Forevermore.

Monday, March 13, 2017

Beyond the Rim Installment 27

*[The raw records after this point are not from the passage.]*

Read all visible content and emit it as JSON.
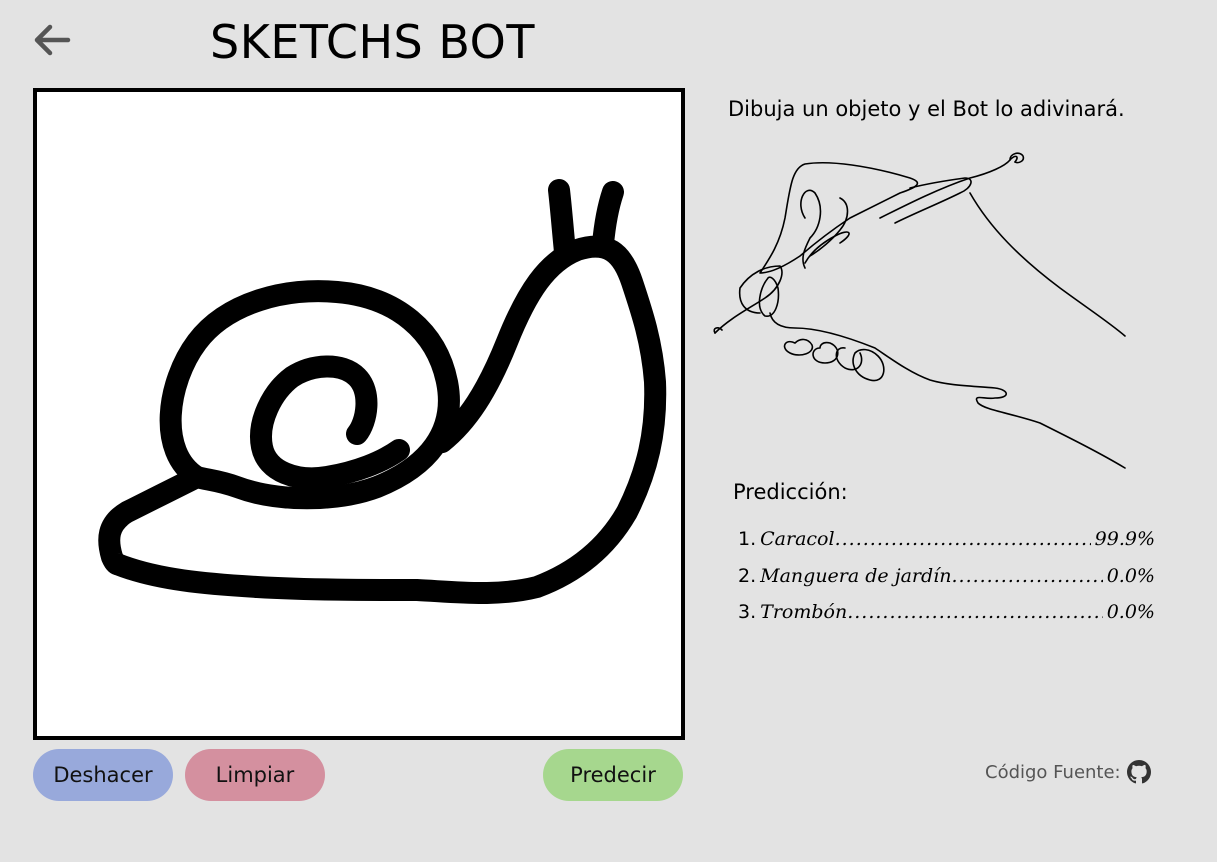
{
  "header": {
    "title": "SKETCHS BOT",
    "back_icon": "arrow-left-icon"
  },
  "canvas": {
    "background": "#ffffff",
    "stroke_color": "#000000",
    "drawing": "snail-sketch"
  },
  "controls": {
    "undo_label": "Deshacer",
    "clear_label": "Limpiar",
    "predict_label": "Predecir",
    "undo_color": "#98a9db",
    "clear_color": "#d4909f",
    "predict_color": "#a6d78e"
  },
  "side": {
    "instruction": "Dibuja un objeto y el Bot lo adivinará.",
    "illustration": "hand-drawing-pen-line-art",
    "prediction_title": "Predicción:"
  },
  "predictions": [
    {
      "rank": "1.",
      "label": "Caracol",
      "value": "99.9%"
    },
    {
      "rank": "2.",
      "label": "Manguera de jardín",
      "value": "0.0%"
    },
    {
      "rank": "3.",
      "label": "Trombón",
      "value": "0.0%"
    }
  ],
  "footer": {
    "source_label": "Código Fuente:",
    "source_icon": "github-icon"
  }
}
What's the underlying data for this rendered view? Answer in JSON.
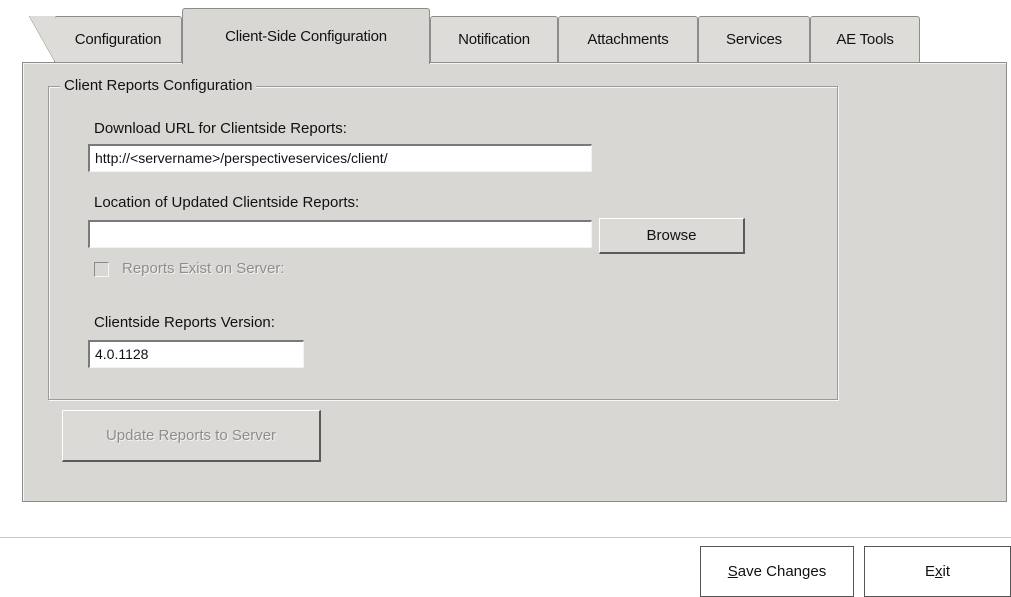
{
  "tabs": [
    {
      "label": "Configuration",
      "active": false
    },
    {
      "label": "Client-Side Configuration",
      "active": true
    },
    {
      "label": "Notification",
      "active": false
    },
    {
      "label": "Attachments",
      "active": false
    },
    {
      "label": "Services",
      "active": false
    },
    {
      "label": "AE Tools",
      "active": false
    }
  ],
  "group": {
    "legend": "Client Reports Configuration",
    "download_url_label": "Download URL for Clientside Reports:",
    "download_url_value": "http://<servername>/perspectiveservices/client/",
    "location_label": "Location of Updated Clientside Reports:",
    "location_value": "",
    "browse_label": "Browse",
    "reports_exist_label": "Reports Exist on Server:",
    "reports_exist_checked": false,
    "version_label": "Clientside Reports Version:",
    "version_value": "4.0.1128"
  },
  "update_button_label": "Update Reports to Server",
  "footer": {
    "save_prefix": "S",
    "save_rest": "ave Changes",
    "exit_prefix": "E",
    "exit_mnemonic": "x",
    "exit_rest": "it"
  }
}
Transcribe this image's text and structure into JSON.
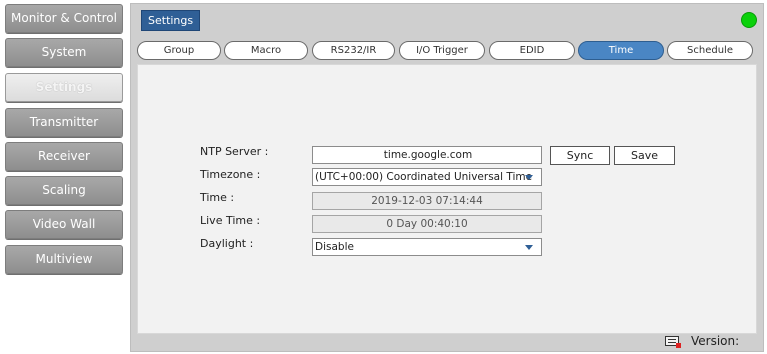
{
  "sidebar": {
    "items": [
      {
        "label": "Monitor & Control",
        "active": false
      },
      {
        "label": "System",
        "active": false
      },
      {
        "label": "Settings",
        "active": true
      },
      {
        "label": "Transmitter",
        "active": false
      },
      {
        "label": "Receiver",
        "active": false
      },
      {
        "label": "Scaling",
        "active": false
      },
      {
        "label": "Video Wall",
        "active": false
      },
      {
        "label": "Multiview",
        "active": false
      }
    ]
  },
  "header": {
    "breadcrumb": "Settings",
    "status_color": "#0bd10b"
  },
  "tabs": [
    {
      "label": "Group",
      "active": false
    },
    {
      "label": "Macro",
      "active": false
    },
    {
      "label": "RS232/IR",
      "active": false
    },
    {
      "label": "I/O Trigger",
      "active": false
    },
    {
      "label": "EDID",
      "active": false
    },
    {
      "label": "Time",
      "active": true
    },
    {
      "label": "Schedule",
      "active": false
    }
  ],
  "form": {
    "ntp_label": "NTP Server :",
    "ntp_value": "time.google.com",
    "sync_label": "Sync",
    "save_label": "Save",
    "timezone_label": "Timezone :",
    "timezone_value": "(UTC+00:00) Coordinated Universal Time",
    "time_label": "Time :",
    "time_value": "2019-12-03 07:14:44",
    "live_label": "Live Time :",
    "live_value": "0 Day 00:40:10",
    "daylight_label": "Daylight :",
    "daylight_value": "Disable"
  },
  "footer": {
    "icon": "keyboard-icon",
    "version_label": "Version:"
  },
  "colors": {
    "accent": "#4a86c4",
    "breadcrumb_bg": "#2f5f96"
  }
}
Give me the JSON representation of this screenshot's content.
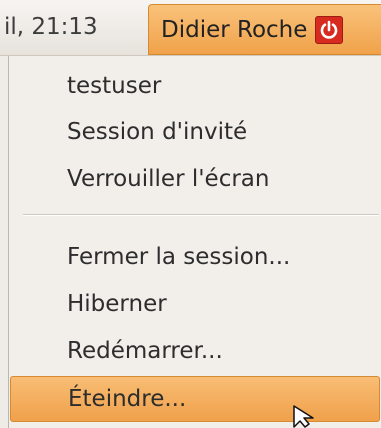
{
  "panel": {
    "clock": "il, 21:13",
    "user_name": "Didier Roche",
    "power_icon": "power-icon",
    "accent_color": "#f0a24a",
    "power_color": "#d72b1f"
  },
  "menu": {
    "items": [
      {
        "label": "testuser"
      },
      {
        "label": "Session d'invité"
      },
      {
        "label": "Verrouiller l'écran"
      },
      {
        "label": "Fermer la session..."
      },
      {
        "label": "Hiberner"
      },
      {
        "label": "Redémarrer..."
      },
      {
        "label": "Éteindre..."
      }
    ],
    "active_item": "Éteindre..."
  },
  "icons": {
    "cursor": "mouse-pointer-icon"
  }
}
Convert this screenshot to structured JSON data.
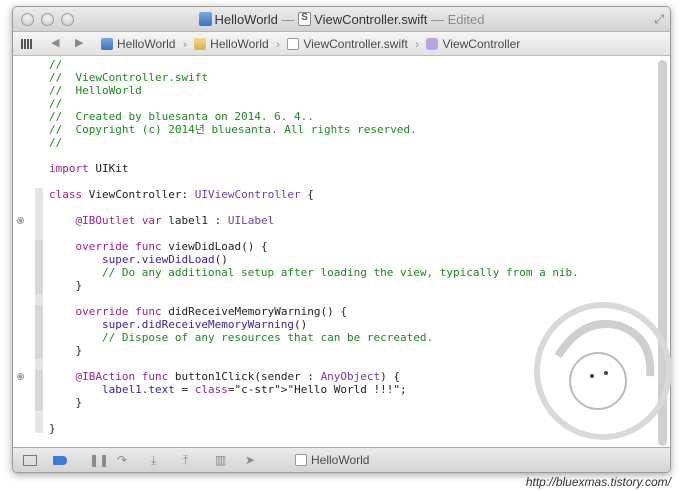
{
  "window": {
    "title_project": "HelloWorld",
    "title_separator": "—",
    "title_file": "ViewController.swift",
    "title_status": "— Edited"
  },
  "jumpbar": {
    "back_glyph": "◀",
    "forward_glyph": "▶",
    "crumbs": [
      "HelloWorld",
      "HelloWorld",
      "ViewController.swift",
      "ViewController"
    ],
    "crumb_separator": "›"
  },
  "code_lines": [
    "//",
    "//  ViewController.swift",
    "//  HelloWorld",
    "//",
    "//  Created by bluesanta on 2014. 6. 4..",
    "//  Copyright (c) 2014년 bluesanta. All rights reserved.",
    "//",
    "",
    "import UIKit",
    "",
    "class ViewController: UIViewController {",
    "",
    "    @IBOutlet var label1 : UILabel",
    "",
    "    override func viewDidLoad() {",
    "        super.viewDidLoad()",
    "        // Do any additional setup after loading the view, typically from a nib.",
    "    }",
    "",
    "    override func didReceiveMemoryWarning() {",
    "        super.didReceiveMemoryWarning()",
    "        // Dispose of any resources that can be recreated.",
    "    }",
    "",
    "    @IBAction func button1Click(sender : AnyObject) {",
    "        label1.text = \"Hello World !!!\";",
    "    }",
    "",
    "}"
  ],
  "statusbar": {
    "target_label": "HelloWorld"
  },
  "credit": "http://bluexmas.tistory.com/"
}
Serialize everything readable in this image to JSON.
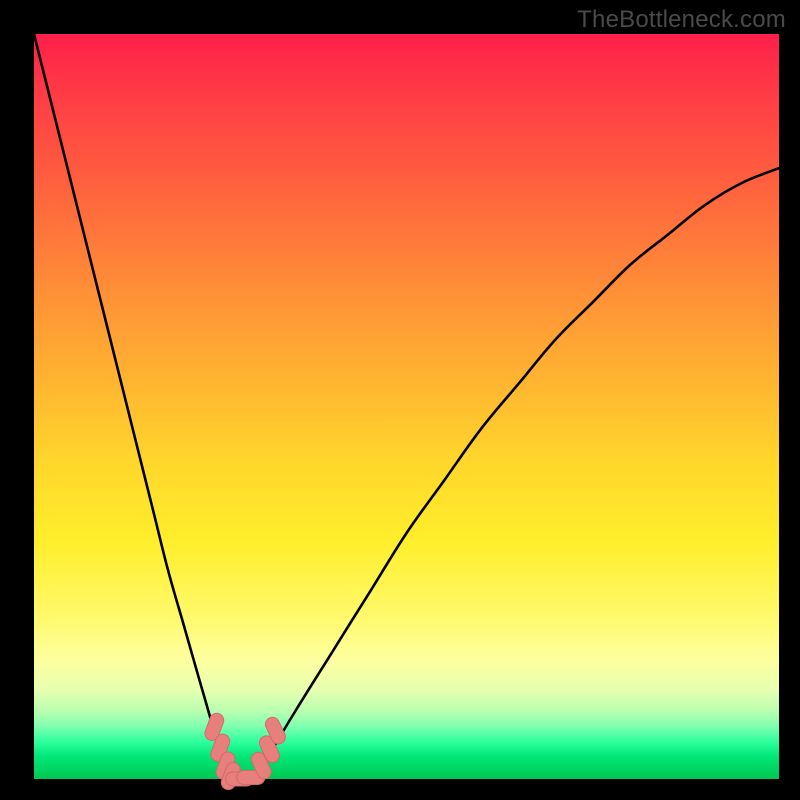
{
  "watermark": "TheBottleneck.com",
  "colors": {
    "frame": "#000000",
    "curve": "#000000",
    "marker_fill": "#e77f7d",
    "marker_stroke": "#d46a68"
  },
  "chart_data": {
    "type": "line",
    "title": "",
    "xlabel": "",
    "ylabel": "",
    "xlim": [
      0,
      100
    ],
    "ylim": [
      0,
      100
    ],
    "series": [
      {
        "name": "bottleneck-curve",
        "x": [
          0,
          2,
          4,
          6,
          8,
          10,
          12,
          14,
          16,
          18,
          20,
          22,
          24,
          25,
          26,
          27,
          28,
          29,
          30,
          32,
          35,
          40,
          45,
          50,
          55,
          60,
          65,
          70,
          75,
          80,
          85,
          90,
          95,
          100
        ],
        "y": [
          100,
          92,
          84,
          76,
          68,
          60,
          52,
          44,
          36,
          28,
          21,
          14,
          7,
          3,
          1,
          0,
          0,
          0,
          1,
          4,
          9,
          17,
          25,
          33,
          40,
          47,
          53,
          59,
          64,
          69,
          73,
          77,
          80,
          82
        ]
      }
    ],
    "markers": [
      {
        "x": 24.2,
        "y": 7.0
      },
      {
        "x": 25.0,
        "y": 4.2
      },
      {
        "x": 25.7,
        "y": 1.8
      },
      {
        "x": 26.4,
        "y": 0.4
      },
      {
        "x": 27.6,
        "y": 0.0
      },
      {
        "x": 29.1,
        "y": 0.2
      },
      {
        "x": 30.5,
        "y": 1.8
      },
      {
        "x": 31.6,
        "y": 4.0
      },
      {
        "x": 32.4,
        "y": 6.5
      }
    ]
  }
}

Oorgo clung to the knobby knee of Thurgod's immutable godflesh, as he watched his mother, sister, and father wave goodbye atop a journey cart. Thurgod watched the screws in the frame and the horses bits, and listened to the boys' sniffles.
"Why do they have to leave, Master?"
"For each person is his life, and for each life is a place, and work. They should go back to theirs, and you stay with yours."
"Why can't I go with them?"
"Because the Queen would not allow you to leave."
"Would you let me leave?"
Thurgod pointed his face at the boy. The crude belt buckle could not betray the boy's feelings, but the increasingly sticky mess accumulating on Thurgod's kneed did. "That is a question with no answer, for I am under the Queen, and you know her word."
"But if you didn't have to do what she wanted..."
"All within the Rim must do as she orders, for there is none stronger than her."
"Maybe she wouldn't notice me leaving."
"She would."
"But maybe she wouldn't care."
"She would."
Oorgo slammed his little fist into the back of Thurgod's leg, then clutched his arm and squelched a cry.
Thurgod squatted and caught the boys shoulders. "You must be careful with godflesh, or you will hurt yourself. It does not give to anything."
Oorgo looked up, then brushed his hand along Korlythe where it met Thurgod's forehead. "Anything?"
Thurgod whispered, "It gives to one thing."
"Is it stronger than godflesh?"
Thurgod's teeth chattered. "Yes."